-- GIVEN RECORDS follows --

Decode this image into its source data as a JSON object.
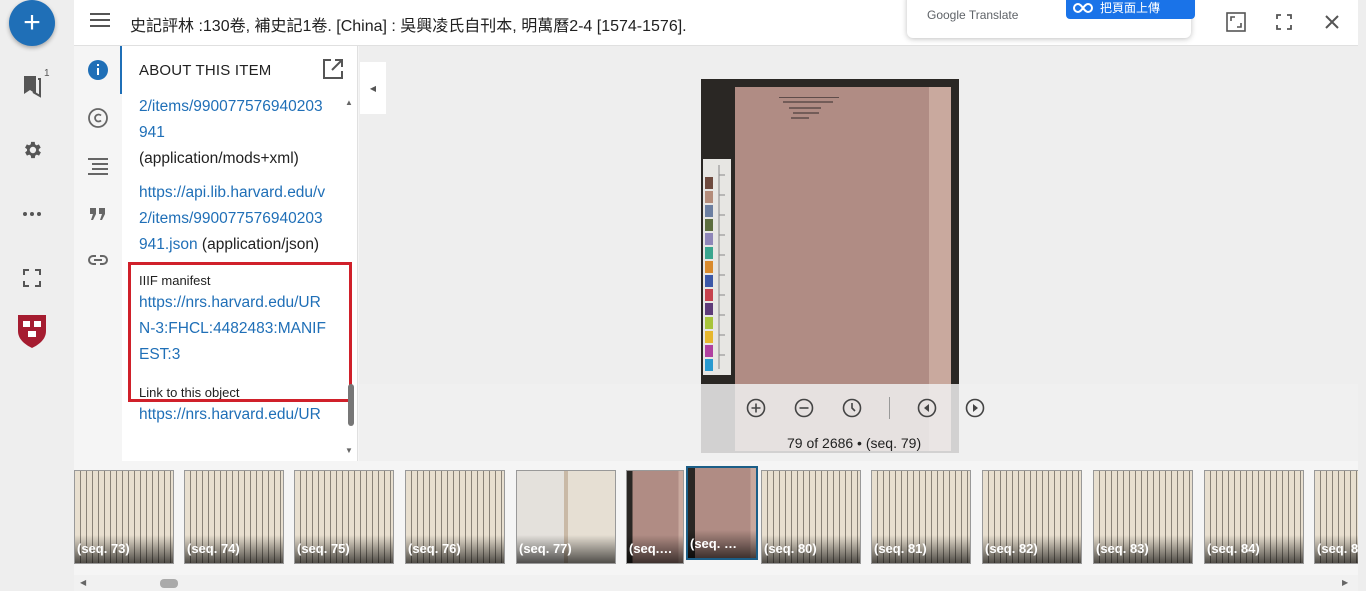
{
  "rail": {
    "add_label": "+",
    "bookmark_count": "1"
  },
  "window": {
    "title": "史記評林 :130卷, 補史記1卷. [China] : 吳興凌氏自刊本, 明萬曆2-4 [1574-1576]."
  },
  "google_translate": {
    "brand": "Google Translate",
    "button_label": "把頁面上傳"
  },
  "panel": {
    "title": "ABOUT THIS ITEM",
    "entries": [
      {
        "link": "2/items/990077576940203941",
        "format": "(application/mods+xml)"
      },
      {
        "link": "https://api.lib.harvard.edu/v2/items/990077576940203941.json",
        "format": "(application/json)"
      }
    ],
    "iiif_label": "IIIF manifest",
    "iiif_link": "https://nrs.harvard.edu/URN-3:FHCL:4482483:MANIFEST:3",
    "object_label": "Link to this object",
    "object_link": "https://nrs.harvard.edu/UR"
  },
  "viewer": {
    "seq_label": "79 of 2686 • (seq. 79)"
  },
  "thumbnails": [
    {
      "label": "(seq. 73)",
      "kind": "text"
    },
    {
      "label": "(seq. 74)",
      "kind": "text"
    },
    {
      "label": "(seq. 75)",
      "kind": "text"
    },
    {
      "label": "(seq. 76)",
      "kind": "text"
    },
    {
      "label": "(seq. 77)",
      "kind": "pale"
    },
    {
      "label": "(seq.…",
      "kind": "pink"
    },
    {
      "label": "(seq. …",
      "kind": "pink",
      "selected": true
    },
    {
      "label": "(seq. 80)",
      "kind": "text"
    },
    {
      "label": "(seq. 81)",
      "kind": "text"
    },
    {
      "label": "(seq. 82)",
      "kind": "text"
    },
    {
      "label": "(seq. 83)",
      "kind": "text"
    },
    {
      "label": "(seq. 84)",
      "kind": "text"
    },
    {
      "label": "(seq. 8",
      "kind": "text"
    }
  ],
  "colors": {
    "accent": "#1f6fb7",
    "highlight": "#d0202a",
    "page_pink": "#b08c84"
  }
}
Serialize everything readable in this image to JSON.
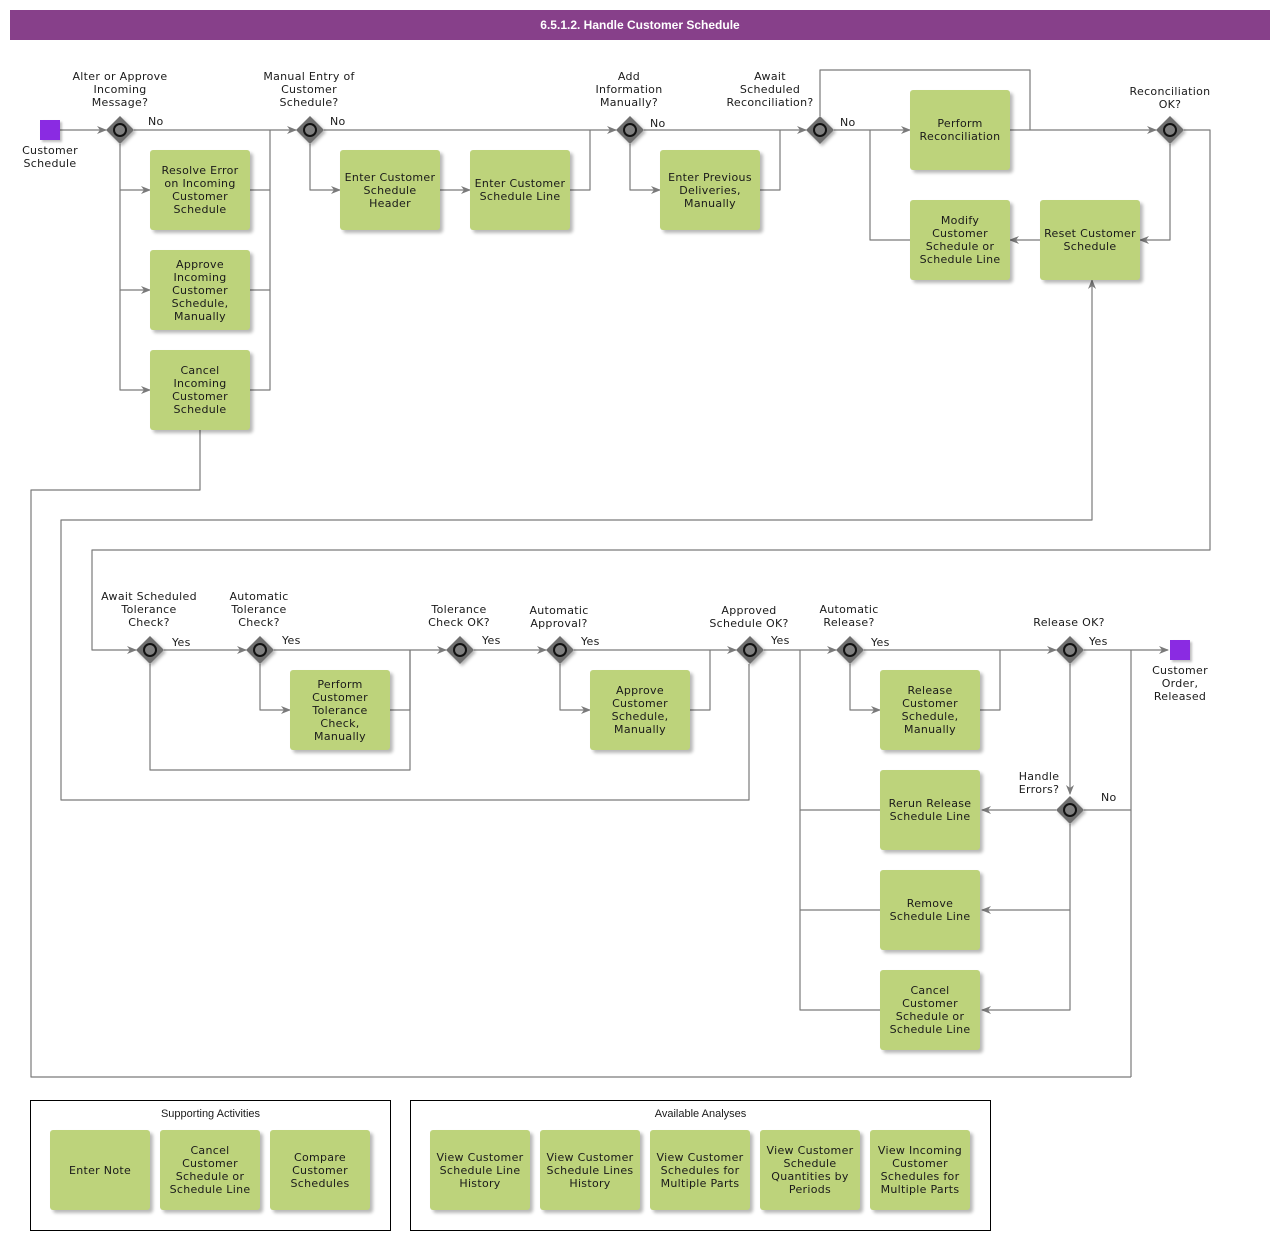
{
  "header": {
    "title": "6.5.1.2. Handle Customer Schedule"
  },
  "colors": {
    "header": "#87408a",
    "task": "#bdd37b",
    "event": "#8a2be2",
    "gateway": "#6e6e6e",
    "line": "#7a7a7a"
  },
  "events": {
    "start": {
      "label": "Customer\nSchedule"
    },
    "end": {
      "label": "Customer\nOrder,\nReleased"
    }
  },
  "gateways": {
    "g1": {
      "label": "Alter or Approve\nIncoming\nMessage?",
      "flow": "No"
    },
    "g2": {
      "label": "Manual Entry of\nCustomer\nSchedule?",
      "flow": "No"
    },
    "g3": {
      "label": "Add\nInformation\nManually?",
      "flow": "No"
    },
    "g4": {
      "label": "Await\nScheduled\nReconciliation?",
      "flow": "No"
    },
    "g5": {
      "label": "Reconciliation\nOK?",
      "flow": ""
    },
    "g6": {
      "label": "Await Scheduled\nTolerance\nCheck?",
      "flow": "Yes"
    },
    "g7": {
      "label": "Automatic\nTolerance\nCheck?",
      "flow": "Yes"
    },
    "g8": {
      "label": "Tolerance\nCheck OK?",
      "flow": "Yes"
    },
    "g9": {
      "label": "Automatic\nApproval?",
      "flow": "Yes"
    },
    "g10": {
      "label": "Approved\nSchedule OK?",
      "flow": "Yes"
    },
    "g11": {
      "label": "Automatic\nRelease?",
      "flow": "Yes"
    },
    "g12": {
      "label": "Release OK?",
      "flow": "Yes"
    },
    "g13": {
      "label": "Handle\nErrors?",
      "flow": "No"
    }
  },
  "tasks": {
    "resolve_error": "Resolve Error on Incoming Customer Schedule",
    "approve_incoming": "Approve Incoming Customer Schedule, Manually",
    "cancel_incoming": "Cancel Incoming Customer Schedule",
    "enter_header": "Enter Customer Schedule Header",
    "enter_line": "Enter Customer Schedule Line",
    "enter_prev_deliveries": "Enter Previous Deliveries, Manually",
    "perform_reconciliation": "Perform Reconciliation",
    "modify_schedule": "Modify Customer Schedule or Schedule Line",
    "reset_schedule": "Reset Customer Schedule",
    "perform_tolerance": "Perform Customer Tolerance Check, Manually",
    "approve_schedule": "Approve Customer Schedule, Manually",
    "release_schedule": "Release Customer Schedule, Manually",
    "rerun_release": "Rerun Release Schedule Line",
    "remove_line": "Remove Schedule Line",
    "cancel_schedule": "Cancel Customer Schedule or Schedule Line"
  },
  "supporting_activities": {
    "title": "Supporting Activities",
    "items": [
      "Enter Note",
      "Cancel Customer Schedule or Schedule Line",
      "Compare Customer Schedules"
    ]
  },
  "available_analyses": {
    "title": "Available Analyses",
    "items": [
      "View Customer Schedule Line History",
      "View Customer Schedule Lines History",
      "View Customer Schedules for Multiple Parts",
      "View Customer Schedule Quantities by Periods",
      "View Incoming Customer Schedules for Multiple Parts"
    ]
  }
}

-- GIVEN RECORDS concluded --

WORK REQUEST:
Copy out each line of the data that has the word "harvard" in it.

YOUR RESPONSE:
        "link": "https://api.lib.harvard.edu/v2/items/990077576940203941.json",
    "iiif_link": "https://nrs.harvard.edu/URN-3:FHCL:4482483:MANIFEST:3",
    "object_link": "https://nrs.harvard.edu/UR"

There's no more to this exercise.